Conclusion of such an accord has been delayed for months as Russia and Ukraine ironed out differences on the division of former Soviet assets abroad and responsibility for debt service.
The sources, speaking on condition of anonymity, said that Russia would probably pay about $2 billion of interest on its debt this year, in line with Moscow's requests.
Without a rescheduling, the Russians would have to pay some $20 billion of foreign debt interest this year.
Total Soviet foreign debt is estimated by multilateral lenders at about $85 billion, of which a little over half is considered official debt, owed to creditor nations.
The progress comes ahead of an April meeting of the Group of Seven industrial democracies in Tokyo to discuss support measures for the embattled Mr. Yeltsin.
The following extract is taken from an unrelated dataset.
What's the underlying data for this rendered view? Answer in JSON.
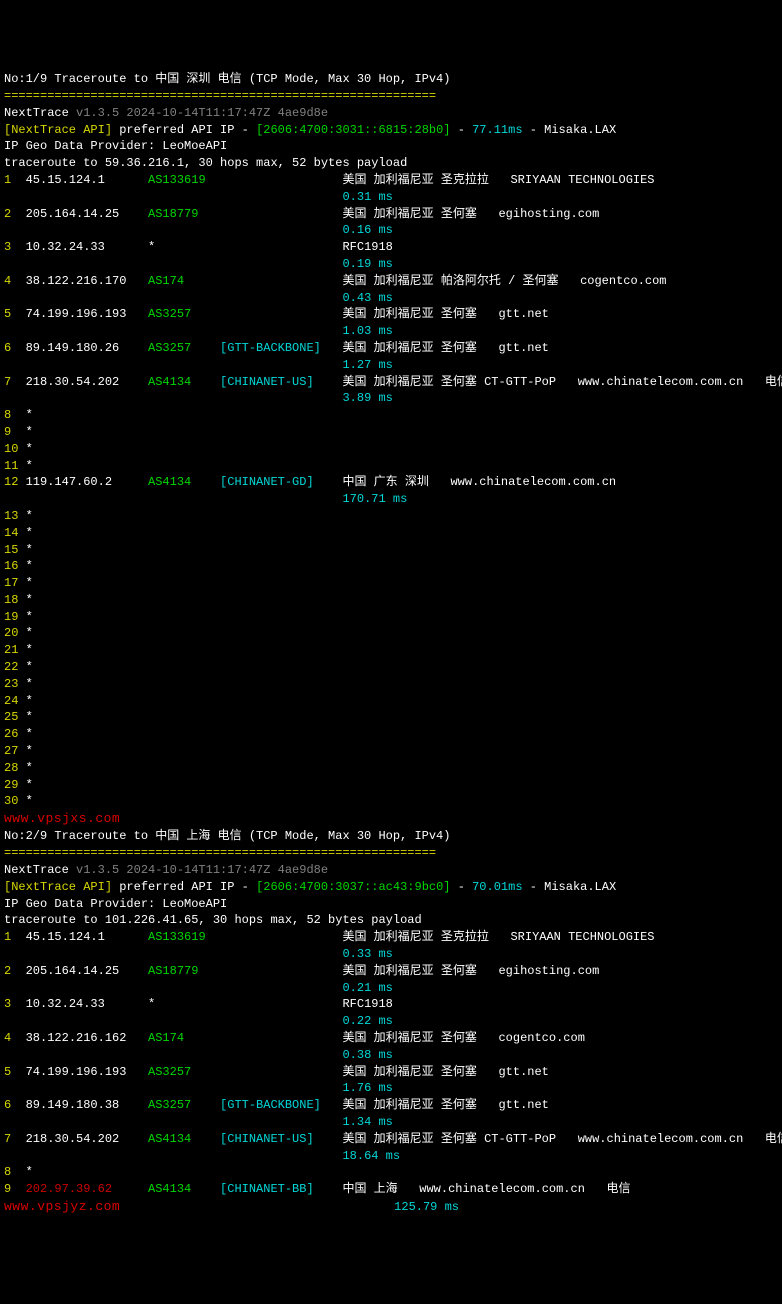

Yeltsin is to attend a summit April 3-4 with Mr. Clinton in Vancouver, British Columbia, aimed at showing international backing for him in his struggle with Russia's legislature.
The situation is quickly taking on added urgency, as almost 52 percent of the former Soviet debt stock payments come due between 1993 and 1995.
Paris Club creditors have been granting quarterly rollovers on principal payments, but Russian authorities want to go beyond this to medium-term rescheduling.